__TASK__
Each line below needs to be returned exactly. Skip any picture.

__SOURCE RECORDS__
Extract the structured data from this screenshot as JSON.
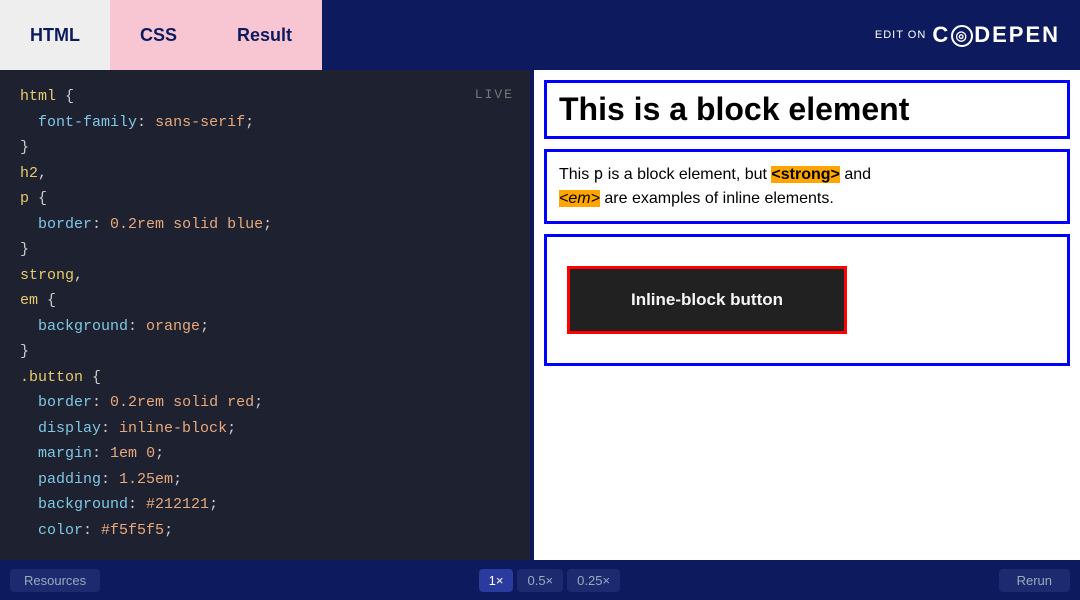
{
  "tabs": {
    "html_label": "HTML",
    "css_label": "CSS",
    "result_label": "Result"
  },
  "header": {
    "edit_on": "EDIT ON",
    "brand": "C◎DEPEN"
  },
  "code": {
    "live_badge": "LIVE",
    "lines": [
      {
        "text": "html {",
        "parts": [
          {
            "t": "html",
            "c": "kw"
          },
          {
            "t": " {",
            "c": "punc"
          }
        ]
      },
      {
        "text": "  font-family: sans-serif;"
      },
      {
        "text": "}"
      },
      {
        "text": "h2,",
        "parts": [
          {
            "t": "h2,",
            "c": "kw"
          }
        ]
      },
      {
        "text": "p {",
        "parts": [
          {
            "t": "p",
            "c": "kw"
          },
          {
            "t": " {",
            "c": "punc"
          }
        ]
      },
      {
        "text": "  border: 0.2rem solid blue;"
      },
      {
        "text": "}"
      },
      {
        "text": "strong,",
        "parts": [
          {
            "t": "strong,",
            "c": "kw"
          }
        ]
      },
      {
        "text": "em {",
        "parts": [
          {
            "t": "em",
            "c": "kw"
          },
          {
            "t": " {",
            "c": "punc"
          }
        ]
      },
      {
        "text": "  background: orange;"
      },
      {
        "text": "}"
      },
      {
        "text": ".button {",
        "parts": [
          {
            "t": ".button",
            "c": "kw"
          },
          {
            "t": " {",
            "c": "punc"
          }
        ]
      },
      {
        "text": "  border: 0.2rem solid red;"
      },
      {
        "text": "  display: inline-block;"
      },
      {
        "text": "  margin: 1em 0;"
      },
      {
        "text": "  padding: 1.25em;"
      },
      {
        "text": "  background: #212121;"
      },
      {
        "text": "  ..."
      }
    ]
  },
  "result": {
    "h2_text": "This is a block element",
    "p_text_before": "This ",
    "p_code": "p",
    "p_text_mid": " is a block element, but ",
    "p_strong": "<strong>",
    "p_text_and": " and",
    "p_em": "<em>",
    "p_text_after": " are examples of inline elements.",
    "button_text": "Inline-block button"
  },
  "bottom": {
    "resources_label": "Resources",
    "zoom_1x": "1×",
    "zoom_05x": "0.5×",
    "zoom_025x": "0.25×",
    "rerun_label": "Rerun"
  }
}
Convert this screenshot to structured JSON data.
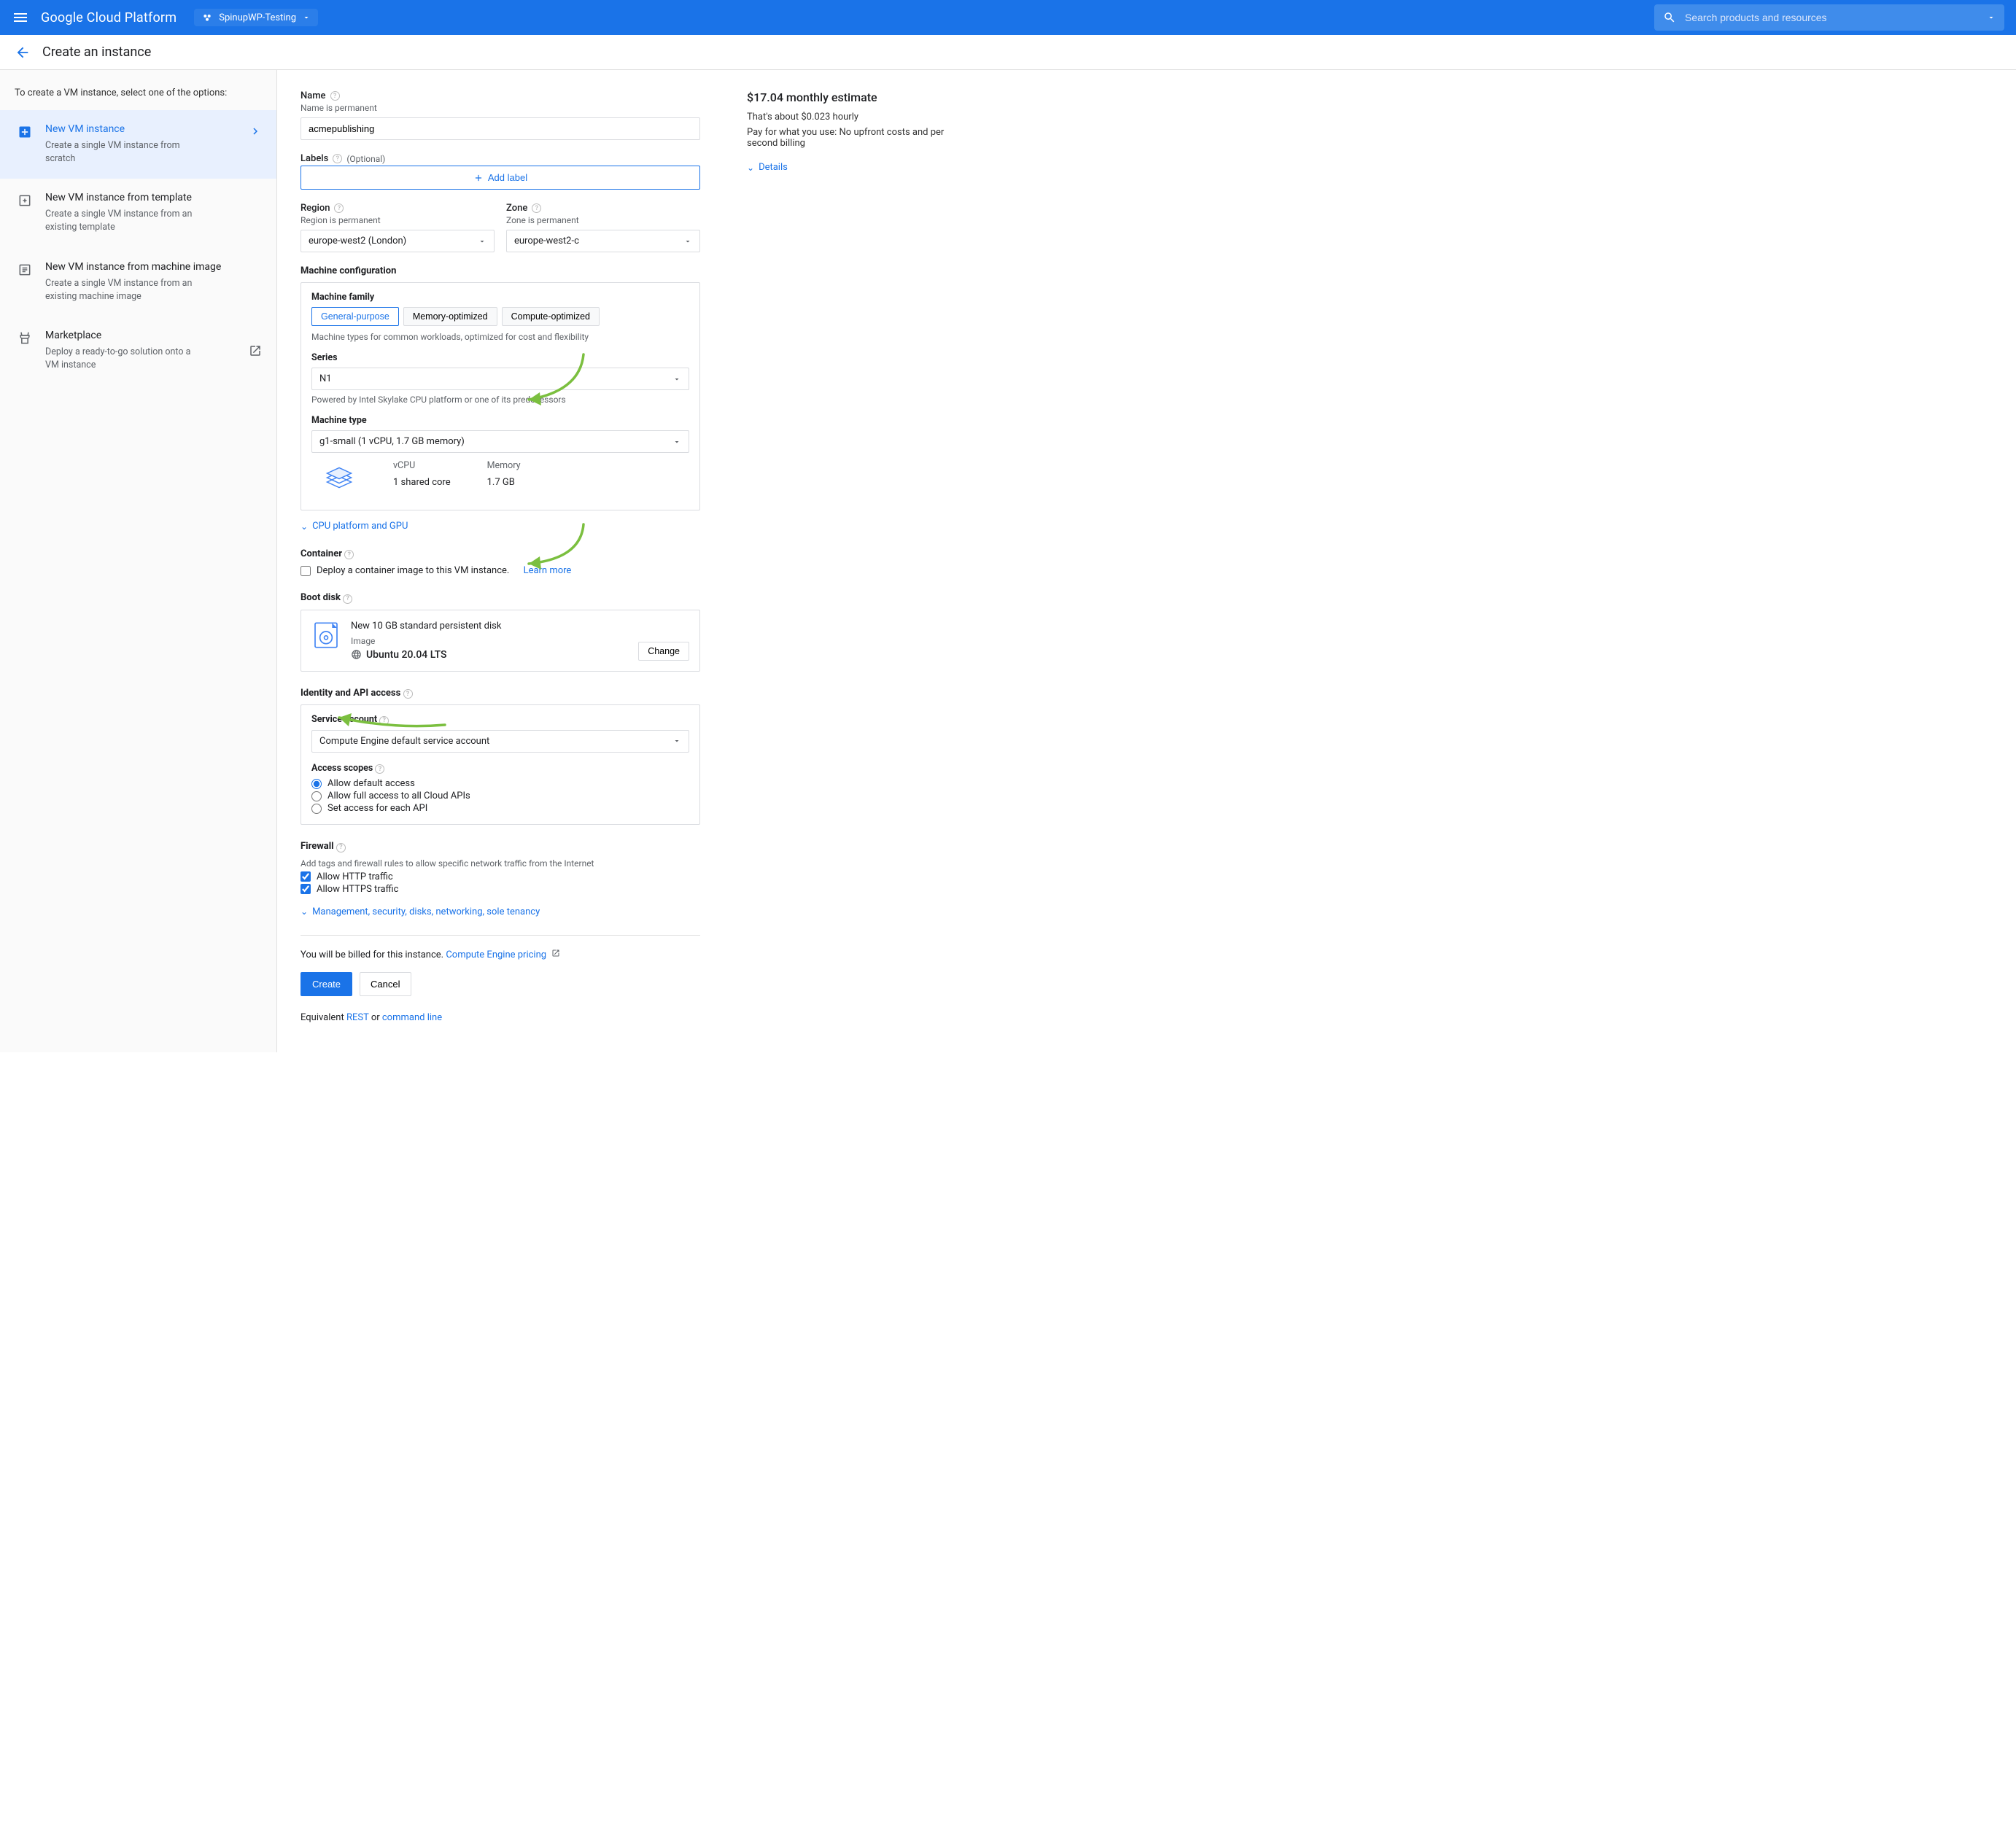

__YOUR RESPONSE__
Extract the structured data from this screenshot as JSON.
{
  "tabs": {
    "html_label": "HTML",
    "css_label": "CSS",
    "result_label": "Result"
  },
  "header": {
    "edit_on": "EDIT ON",
    "brand": "C◎DEPEN"
  },
  "code": {
    "live_badge": "LIVE",
    "lines": [
      {
        "text": "html {",
        "parts": [
          {
            "t": "html",
            "c": "kw"
          },
          {
            "t": " {",
            "c": "punc"
          }
        ]
      },
      {
        "text": "  font-family: sans-serif;"
      },
      {
        "text": "}"
      },
      {
        "text": "h2,",
        "parts": [
          {
            "t": "h2,",
            "c": "kw"
          }
        ]
      },
      {
        "text": "p {",
        "parts": [
          {
            "t": "p",
            "c": "kw"
          },
          {
            "t": " {",
            "c": "punc"
          }
        ]
      },
      {
        "text": "  border: 0.2rem solid blue;"
      },
      {
        "text": "}"
      },
      {
        "text": "strong,",
        "parts": [
          {
            "t": "strong,",
            "c": "kw"
          }
        ]
      },
      {
        "text": "em {",
        "parts": [
          {
            "t": "em",
            "c": "kw"
          },
          {
            "t": " {",
            "c": "punc"
          }
        ]
      },
      {
        "text": "  background: orange;"
      },
      {
        "text": "}"
      },
      {
        "text": ".button {",
        "parts": [
          {
            "t": ".button",
            "c": "kw"
          },
          {
            "t": " {",
            "c": "punc"
          }
        ]
      },
      {
        "text": "  border: 0.2rem solid red;"
      },
      {
        "text": "  display: inline-block;"
      },
      {
        "text": "  margin: 1em 0;"
      },
      {
        "text": "  padding: 1.25em;"
      },
      {
        "text": "  background: #212121;"
      },
      {
        "text": "  ..."
      }
    ]
  },
  "result": {
    "h2_text": "This is a block element",
    "p_text_before": "This ",
    "p_code": "p",
    "p_text_mid": " is a block element, but ",
    "p_strong": "<strong>",
    "p_text_and": " and",
    "p_em": "<em>",
    "p_text_after": " are examples of inline elements.",
    "button_text": "Inline-block button"
  },
  "bottom": {
    "resources_label": "Resources",
    "zoom_1x": "1×",
    "zoom_05x": "0.5×",
    "zoom_025x": "0.25×",
    "rerun_label": "Rerun"
  }
}
Convert this screenshot to structured JSON data.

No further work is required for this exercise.